Negotiating can get a bad rap. For many people it’s synonymous with confrontation or that one-dimensional, zero-sum game where by definition if one person wins, the other person loses.
This outdated mindset may help explain the tendency for many people not to bother trying. Consider survey results released this week by Jobvite, a recruitment software firm, showing only 35% of men and just 26% of women negotiate for higher salaries among over 1,500 job seekers queried. Yet about 85% of those who tried were rewarded with higher pay, according to the survey.

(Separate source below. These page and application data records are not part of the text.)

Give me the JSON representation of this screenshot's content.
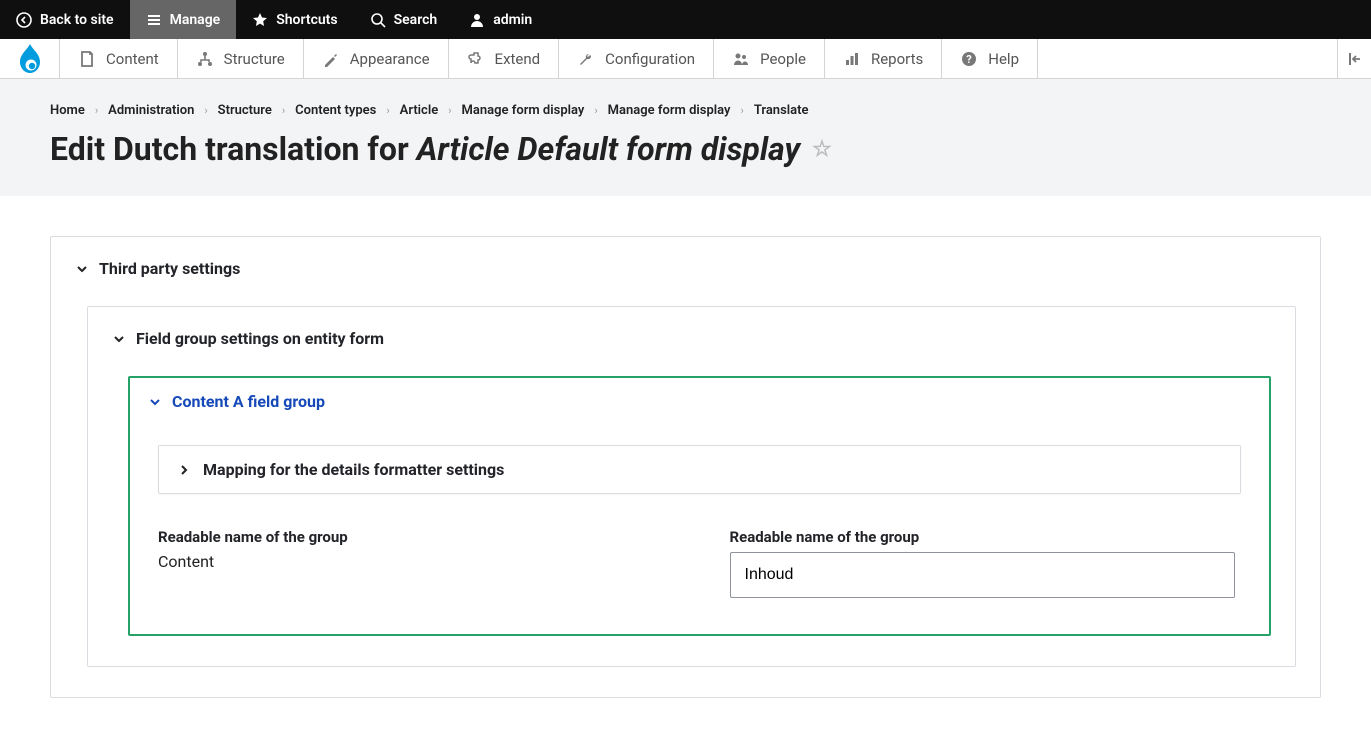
{
  "topbar": {
    "back": "Back to site",
    "manage": "Manage",
    "shortcuts": "Shortcuts",
    "search": "Search",
    "user": "admin"
  },
  "admin_menu": {
    "content": "Content",
    "structure": "Structure",
    "appearance": "Appearance",
    "extend": "Extend",
    "configuration": "Configuration",
    "people": "People",
    "reports": "Reports",
    "help": "Help"
  },
  "breadcrumb": [
    "Home",
    "Administration",
    "Structure",
    "Content types",
    "Article",
    "Manage form display",
    "Manage form display",
    "Translate"
  ],
  "title_prefix": "Edit Dutch translation for ",
  "title_em": "Article Default form display",
  "panels": {
    "third_party": "Third party settings",
    "field_group": "Field group settings on entity form",
    "content_a": "Content A field group",
    "mapping": "Mapping for the details formatter settings"
  },
  "field": {
    "label": "Readable name of the group",
    "source_value": "Content",
    "translation_value": "Inhoud"
  }
}
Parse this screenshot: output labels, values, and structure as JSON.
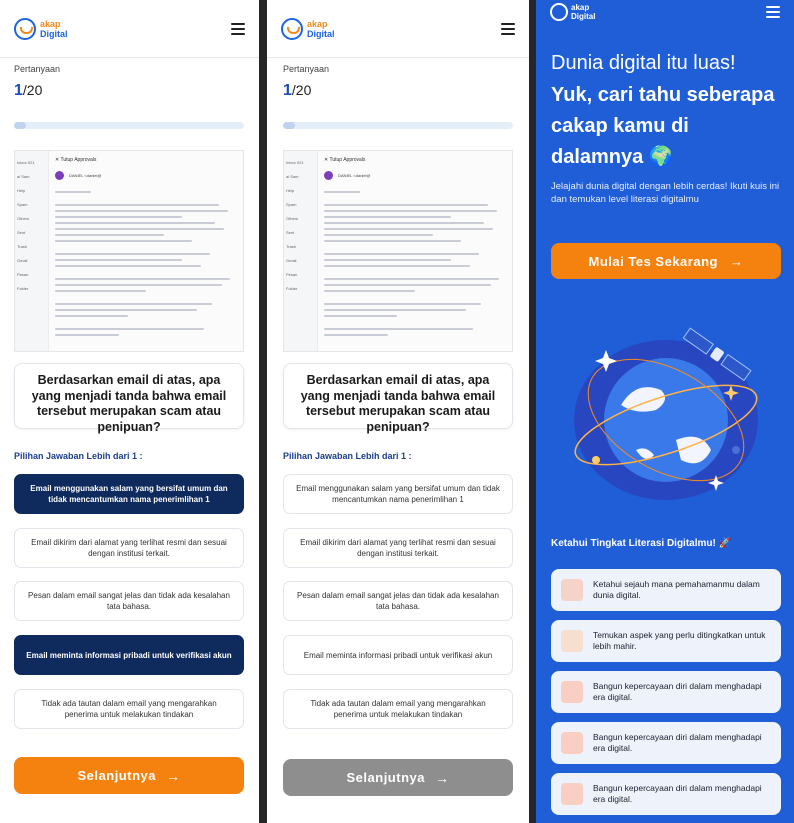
{
  "brand": {
    "line1": "akap",
    "line2": "Digital"
  },
  "quiz": {
    "question_label": "Pertanyaan",
    "current": "1",
    "total": "/20",
    "progress_fraction": 0.05,
    "email": {
      "sidebar": [
        "Inbox 921",
        "al Sam",
        "Help",
        "Spam",
        "Others",
        "Sent",
        "Trash",
        "Gmail",
        "Pesan",
        "Folder"
      ],
      "tab": "✕ Tutup   Approvals",
      "from": "DANIEL <daniel@"
    },
    "question": "Berdasarkan email di atas, apa yang menjadi tanda bahwa email tersebut merupakan scam atau penipuan?",
    "answers_label": "Pilihan Jawaban Lebih dari 1 :",
    "options": [
      "Email menggunakan salam yang bersifat umum dan tidak mencantumkan nama penerimlihan 1",
      "Email dikirim dari alamat yang terlihat resmi dan sesuai dengan institusi terkait.",
      "Pesan dalam email sangat jelas dan tidak ada kesalahan tata bahasa.",
      "Email meminta informasi pribadi untuk verifikasi akun",
      "Tidak ada tautan dalam email yang mengarahkan penerima untuk melakukan tindakan"
    ],
    "next_label": "Selanjutnya"
  },
  "landing": {
    "hero_line1": "Dunia digital itu luas!",
    "hero_line2": "Yuk, cari tahu seberapa cakap kamu di dalamnya 🌍",
    "subtitle": "Jelajahi dunia digital dengan lebih cerdas! Ikuti kuis ini dan temukan level literasi digitalmu",
    "cta_label": "Mulai Tes Sekarang",
    "section_title": "Ketahui Tingkat Literasi Digitalmu! 🚀",
    "features": [
      {
        "text": "Ketahui sejauh mana pemahamanmu dalam dunia digital.",
        "icon": "map-icon"
      },
      {
        "text": "Temukan aspek yang perlu ditingkatkan untuk lebih mahir.",
        "icon": "search-doc-icon"
      },
      {
        "text": "Bangun kepercayaan diri dalam menghadapi era digital.",
        "icon": "certificate-icon"
      },
      {
        "text": "Bangun kepercayaan diri dalam menghadapi era digital.",
        "icon": "certificate-icon"
      },
      {
        "text": "Bangun kepercayaan diri dalam menghadapi era digital.",
        "icon": "certificate-icon"
      }
    ]
  },
  "colors": {
    "brand_blue": "#1c64e0",
    "brand_orange": "#f5820f",
    "selected_option": "#0f2a5c",
    "disabled_button": "#8e8e8e",
    "landing_bg": "#1f5ed6"
  }
}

Why the disconnect? Some job-seekers likely suffer from a problem of perception and may benefit from reframing how they regard negotiating in the first place, says Rachel Bitte, chief people officer with Jobvite.
“It doesn’t have to be confrontational,” Bitte says, who especially urges women, still lagging behind men in their greater reluctance to negotiate, to consider some new habits while on the job hunt to improve their odds for successful negotiations.
Here are her top three tips:
Do Your Homework. As I’ve written about before, preparing for a fruitful negotiation requires effort. Your best bet for strengthening your negotiating position is gathering competing offers, (or improving your BATNA — Best Alternative to a Negotiated Agreement). Gather as much data on comparable job salaries as possible.
Good sources include anything from job listings to online resources such as salary.com or Glassdoor. Make sure you’re comparing apples to apples — an offer from a tech giant like Google will look different from a riskier startup, she reminds, adding that she and her fellow Silicon Valley peers joke about their bathrooms wallpapered with stock options that never materialized into a windfall.
“Really know what the market is in your job and industry and location,” Bitte says. “Have lots of data sources — not just your roommate — they’re going to ask you, ‘How did you come up with that, Rachel?’”
All of this preparation will ready you should an interviewer ask about salary history allowing you to rephrase into, “Here’s my expectations for this role,” as Bitte says.
Know Your Top Priorities. What’s most important to you will likely change at different life stages. What’s key in your 20s (like paying off those student loans) could look very different from your 30s and 40s (when you may not be as game for a job where you travel 50% of the time).
Get a good grasp on expectations — yours and theirs — from travel to flexibility with hours along with all the regular benefits. And if you don’t have a solid understanding or don’t feel ready to negotiate on the spot, don’t be afraid to ask for more time. “It’s ok to at least take a night,” Bitte says.
Don’t Overlook Your Current Employer. Your best opportunity may be at your current company — perhaps in a different role. Bitte urges people to really focus on: what do you want to do? What do you want to learn? If you’re having those conversations with an outside recruiter, try having them within the company too. “Are you also having that conversation with your own managers,” Bitte asks.
Bitte recently encouraged a friend employed in public health to talk with her boss about her need to secure a higher-paying salary even if it meant applying to a different institution. As the jobs lean heavily on grants, she doubted there was any room to seek higher pay at her current job, but was surprised when her manager asked her to give them a chance to match any outside offers.
“She felt like there was never any room so why would she ask,” Bitte says.
Reluctant negotiators should also remember that the entire process, if it is respectful and cooperative, will tell you a lot about the organization and the managers. “It is meant to be a partnership,” she says.